About this exercise:
Please return every line below that contains the string "state".
___ Materials provided
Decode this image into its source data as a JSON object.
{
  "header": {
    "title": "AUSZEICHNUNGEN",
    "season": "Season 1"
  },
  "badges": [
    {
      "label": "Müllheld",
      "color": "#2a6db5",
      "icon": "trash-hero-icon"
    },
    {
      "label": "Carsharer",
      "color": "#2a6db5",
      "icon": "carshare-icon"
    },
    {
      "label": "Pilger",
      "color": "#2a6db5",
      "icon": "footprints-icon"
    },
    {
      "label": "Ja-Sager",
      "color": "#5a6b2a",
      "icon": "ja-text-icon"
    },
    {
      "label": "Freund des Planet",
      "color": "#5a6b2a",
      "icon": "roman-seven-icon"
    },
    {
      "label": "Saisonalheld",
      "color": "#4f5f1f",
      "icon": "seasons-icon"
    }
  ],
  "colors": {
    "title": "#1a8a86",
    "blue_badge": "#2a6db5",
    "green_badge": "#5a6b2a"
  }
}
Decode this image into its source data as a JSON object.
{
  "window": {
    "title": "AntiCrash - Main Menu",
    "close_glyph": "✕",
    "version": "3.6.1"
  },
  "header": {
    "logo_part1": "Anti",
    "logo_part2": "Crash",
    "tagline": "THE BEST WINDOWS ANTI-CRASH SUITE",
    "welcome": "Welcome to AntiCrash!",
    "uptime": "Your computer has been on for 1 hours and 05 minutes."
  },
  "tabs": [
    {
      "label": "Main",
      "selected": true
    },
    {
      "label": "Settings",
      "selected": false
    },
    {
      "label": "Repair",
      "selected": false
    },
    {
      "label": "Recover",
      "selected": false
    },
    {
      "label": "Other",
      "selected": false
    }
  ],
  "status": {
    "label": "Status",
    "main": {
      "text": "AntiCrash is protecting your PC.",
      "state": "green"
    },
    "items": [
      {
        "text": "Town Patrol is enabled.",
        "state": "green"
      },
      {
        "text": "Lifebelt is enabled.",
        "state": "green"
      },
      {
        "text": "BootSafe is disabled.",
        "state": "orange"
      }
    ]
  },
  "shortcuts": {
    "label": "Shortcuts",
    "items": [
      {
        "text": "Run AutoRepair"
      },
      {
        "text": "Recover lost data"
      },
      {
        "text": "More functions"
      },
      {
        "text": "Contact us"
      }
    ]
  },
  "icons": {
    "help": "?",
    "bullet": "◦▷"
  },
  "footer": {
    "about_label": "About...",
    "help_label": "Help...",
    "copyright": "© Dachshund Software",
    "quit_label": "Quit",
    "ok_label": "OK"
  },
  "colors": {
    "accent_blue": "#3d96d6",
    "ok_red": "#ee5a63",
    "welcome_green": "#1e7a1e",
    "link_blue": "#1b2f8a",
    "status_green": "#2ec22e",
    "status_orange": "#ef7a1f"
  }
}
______
Exercise output:
      "state": "green"
        "state": "green"
        "state": "green"
        "state": "orange"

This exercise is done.